I know you’re fond of Alaska. What draws you there? Is it because Alaska would seem to many of us about as far away as you can get?

That's a superficial question. Do I go to Alaska because it is as far away as you can get, so are you asking if I go to Alaska to produce compelling stories just because it is distant? No, not at all. I'm drawn to Alaska because Alaska is one of the world's least-connected places in terms of road transportation. The road system covers a tiny percentage of the state, and for example, the state capital, Juneau, is not accessible by road. That's how remote it is, so the attraction for me is that there is an abundance of nature, it is unspoilt, stunningly beautiful, peaceful and has one of the highest percentages of people walking as their method of commute to work. The land is also home to over 200 native villages where people have existed for thousands of years and the culture is still alive. I like how there are fewer people, and thus are friendlier, how the most important aspects of life are appreciated more, like hunting for food, shelter and keeping warm. It's not a materialistic place and life is an adventure there, whereas I find Britain in contrast, a dreadfully toxic, stifling, dull country to be in. Much of existing Alaska was built up from the 1940s and it still has an old-time feel of traditional values. If I could live there I'd make it my home more than anywhere else in the world. Winters are exhilaratingly cold but dry and the summers enjoyably hot. 

Your interview with the Atchleys, ‘Alaska’s most remote family’ is one of the most fascinating and enjoyable features I’ve come across in a magazine of any sort. It contains an extract from your own journal, which is the only editorial in the magazine. Otherwise all the characters in Positive Futures describe themselves in their own words. It feels very unmediated – is it important to you that these people speak openly or directly?

Of course, my work is about giving the everyday person a voice, to hear their story directly with no bias or angle. My journal is to give an account from my perspective as the viewer, but it's most important for interviewees to provide their own account to authenticate what their story is about. It's the most important aspect for the reader, to be able to visualise what the story is about and to be able to understand it first hand, direct from the subject's own ideas and experiences.

This magazine isn't for plastic people to read who are content to be part of the majority flock. If you care about yourself, those around you and the planet's future wellbeing then Positive Futures is for you. If you're discontent with the status quo and want to change for the better, and are inquisitive and pro-active this magazine can help to inspire and enable your dreams. 

I agree, it’s an extraordinary cast of characters you’ve assembled for this issue. I can’t wait to read the next one. How often will you publish Positive Futures?

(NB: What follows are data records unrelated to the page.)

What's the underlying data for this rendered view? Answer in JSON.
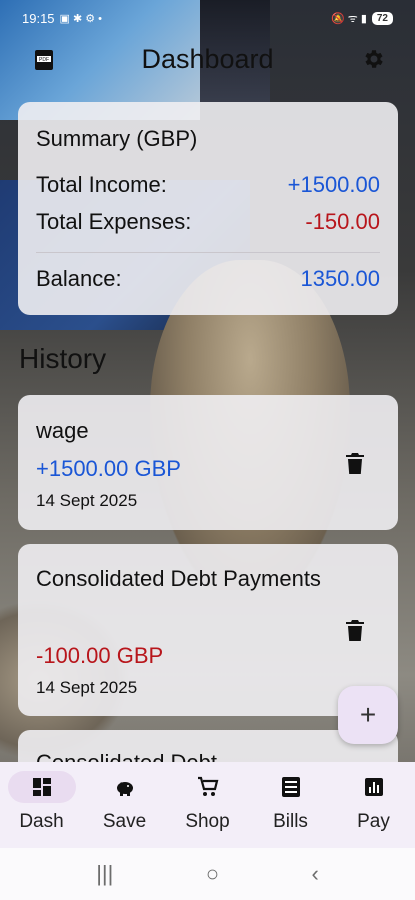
{
  "status_bar": {
    "time": "19:15",
    "battery": "72"
  },
  "app": {
    "title": "Dashboard"
  },
  "summary": {
    "title": "Summary (GBP)",
    "income_label": "Total Income:",
    "income_value": "+1500.00",
    "expenses_label": "Total Expenses:",
    "expenses_value": "-150.00",
    "balance_label": "Balance:",
    "balance_value": "1350.00"
  },
  "history": {
    "title": "History",
    "entries": [
      {
        "name": "wage",
        "amount": "+1500.00 GBP",
        "date": "14 Sept 2025"
      },
      {
        "name": "Consolidated Debt Payments",
        "amount": "-100.00 GBP",
        "date": "14 Sept 2025"
      },
      {
        "name": "Consolidated Debt"
      }
    ]
  },
  "fab": {
    "label": "+"
  },
  "nav": {
    "items": [
      {
        "label": "Dash",
        "icon": "dashboard-icon",
        "active": true
      },
      {
        "label": "Save",
        "icon": "piggy-bank-icon"
      },
      {
        "label": "Shop",
        "icon": "shopping-cart-icon"
      },
      {
        "label": "Bills",
        "icon": "receipt-icon"
      },
      {
        "label": "Pay",
        "icon": "bar-chart-icon"
      }
    ]
  },
  "colors": {
    "income": "#1a56d6",
    "expense": "#b8151b",
    "nav_active": "#e9dcf0"
  }
}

I already have over four years worth of material that can be used if the magazine is made quarterly, and if I had the money I'd make it monthly, to keep the readership regularly informed. Bi-annually is not often enough for a magazine of only 96 pages. Unfortunately I cannot commit to frequency until I see how well the magazine sells, and can only print again when I have made enough money from sales to do so. It's up to the readership how often Positive Futures will be published. If there is a demand I will grow it and all profits will go back to printing more and more, for every future issue. 

More about Ed at https://www.edgold.co.uk